[Web page and app entries]

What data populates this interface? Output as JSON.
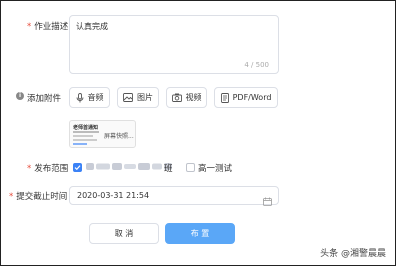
{
  "form": {
    "description": {
      "label": "作业描述",
      "value": "认真完成",
      "counter": "4 / 500"
    },
    "attachments": {
      "label": "添加附件",
      "info_icon_text": "i",
      "buttons": [
        {
          "label": "音频",
          "icon": "microphone-icon"
        },
        {
          "label": "图片",
          "icon": "image-icon"
        },
        {
          "label": "视频",
          "icon": "camera-icon"
        },
        {
          "label": "PDF/Word",
          "icon": "document-icon"
        }
      ],
      "thumbnail": {
        "title": "老师首通知",
        "caption": "屏幕快照..."
      }
    },
    "scope": {
      "label": "发布范围",
      "options": [
        {
          "label": "班",
          "checked": true
        },
        {
          "label": "高一测试",
          "checked": false
        }
      ]
    },
    "deadline": {
      "label": "提交截止时间",
      "value": "2020-03-31 21:54",
      "icon": "calendar-icon"
    },
    "actions": {
      "cancel_label": "取 消",
      "submit_label": "布 置"
    }
  },
  "watermark": "头条 @湘警晨晨",
  "colors": {
    "primary": "#3b82f6",
    "required": "#e74c3c",
    "border": "#dcdfe6"
  }
}
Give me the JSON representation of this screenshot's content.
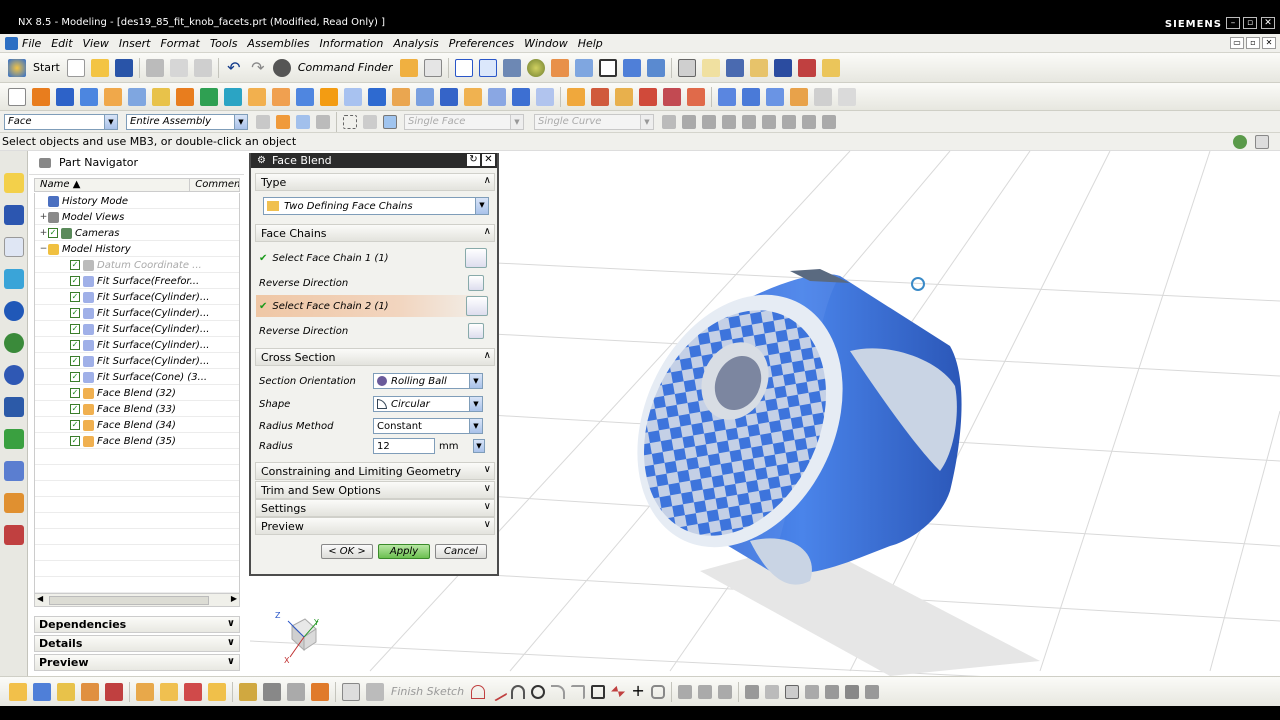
{
  "window": {
    "title": "NX 8.5 - Modeling - [des19_85_fit_knob_facets.prt (Modified, Read Only) ]",
    "brand": "SIEMENS"
  },
  "menu": [
    "File",
    "Edit",
    "View",
    "Insert",
    "Format",
    "Tools",
    "Assemblies",
    "Information",
    "Analysis",
    "Preferences",
    "Window",
    "Help"
  ],
  "toolbar": {
    "start_label": "Start",
    "command_finder_label": "Command Finder"
  },
  "selection": {
    "type_filter": "Face",
    "scope": "Entire Assembly",
    "face_rule": "Single Face",
    "curve_rule": "Single Curve"
  },
  "status": "Select objects and use MB3, or double-click an object",
  "navigator": {
    "title": "Part Navigator",
    "col_name": "Name",
    "col_comment": "Commen",
    "items": [
      {
        "label": "History Mode",
        "level": 1,
        "checked": false,
        "expand": "",
        "dim": false,
        "icon": "clock-icon"
      },
      {
        "label": "Model Views",
        "level": 1,
        "checked": false,
        "expand": "+",
        "dim": false,
        "icon": "views-icon"
      },
      {
        "label": "Cameras",
        "level": 1,
        "checked": true,
        "expand": "+",
        "dim": false,
        "icon": "camera-icon"
      },
      {
        "label": "Model History",
        "level": 1,
        "checked": false,
        "expand": "−",
        "dim": false,
        "icon": "folder-icon"
      },
      {
        "label": "Datum Coordinate ...",
        "level": 2,
        "checked": true,
        "expand": "",
        "dim": true,
        "icon": "datum-icon"
      },
      {
        "label": "Fit Surface(Freefor...",
        "level": 2,
        "checked": true,
        "expand": "",
        "dim": false,
        "icon": "surface-icon"
      },
      {
        "label": "Fit Surface(Cylinder)...",
        "level": 2,
        "checked": true,
        "expand": "",
        "dim": false,
        "icon": "surface-icon"
      },
      {
        "label": "Fit Surface(Cylinder)...",
        "level": 2,
        "checked": true,
        "expand": "",
        "dim": false,
        "icon": "surface-icon"
      },
      {
        "label": "Fit Surface(Cylinder)...",
        "level": 2,
        "checked": true,
        "expand": "",
        "dim": false,
        "icon": "surface-icon"
      },
      {
        "label": "Fit Surface(Cylinder)...",
        "level": 2,
        "checked": true,
        "expand": "",
        "dim": false,
        "icon": "surface-icon"
      },
      {
        "label": "Fit Surface(Cylinder)...",
        "level": 2,
        "checked": true,
        "expand": "",
        "dim": false,
        "icon": "surface-icon"
      },
      {
        "label": "Fit Surface(Cone) (3...",
        "level": 2,
        "checked": true,
        "expand": "",
        "dim": false,
        "icon": "surface-icon"
      },
      {
        "label": "Face Blend (32)",
        "level": 2,
        "checked": true,
        "expand": "",
        "dim": false,
        "icon": "blend-icon"
      },
      {
        "label": "Face Blend (33)",
        "level": 2,
        "checked": true,
        "expand": "",
        "dim": false,
        "icon": "blend-icon"
      },
      {
        "label": "Face Blend (34)",
        "level": 2,
        "checked": true,
        "expand": "",
        "dim": false,
        "icon": "blend-icon"
      },
      {
        "label": "Face Blend (35)",
        "level": 2,
        "checked": true,
        "expand": "",
        "dim": false,
        "icon": "blend-icon"
      }
    ],
    "panels": [
      "Dependencies",
      "Details",
      "Preview"
    ]
  },
  "dialog": {
    "title": "Face Blend",
    "type_section": "Type",
    "type_value": "Two Defining Face Chains",
    "face_chains_section": "Face Chains",
    "select_chain1": "Select Face Chain 1 (1)",
    "reverse1": "Reverse Direction",
    "select_chain2": "Select Face Chain 2 (1)",
    "reverse2": "Reverse Direction",
    "cross_section": "Cross Section",
    "section_orientation_label": "Section Orientation",
    "section_orientation_value": "Rolling Ball",
    "shape_label": "Shape",
    "shape_value": "Circular",
    "radius_method_label": "Radius Method",
    "radius_method_value": "Constant",
    "radius_label": "Radius",
    "radius_value": "12",
    "radius_unit": "mm",
    "collapsed_sections": [
      "Constraining and Limiting Geometry",
      "Trim and Sew Options",
      "Settings",
      "Preview"
    ],
    "ok": "< OK >",
    "apply": "Apply",
    "cancel": "Cancel"
  },
  "sketch": {
    "finish_label": "Finish Sketch"
  },
  "triad": {
    "x": "X",
    "y": "Y",
    "z": "Z"
  },
  "colors": {
    "accent": "#3a6fd8",
    "highlight_row": "#f0c8a0",
    "model_blue": "#3f78e0"
  }
}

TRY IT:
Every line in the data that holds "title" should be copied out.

SOLUTION TO THIS EXERCISE:
        "title": "老师首通知",
    "title": "NX 8.5 - Modeling - [des19_85_fit_knob_facets.prt (Modified, Read Only) ]",
    "title": "Part Navigator",
    "title": "Face Blend",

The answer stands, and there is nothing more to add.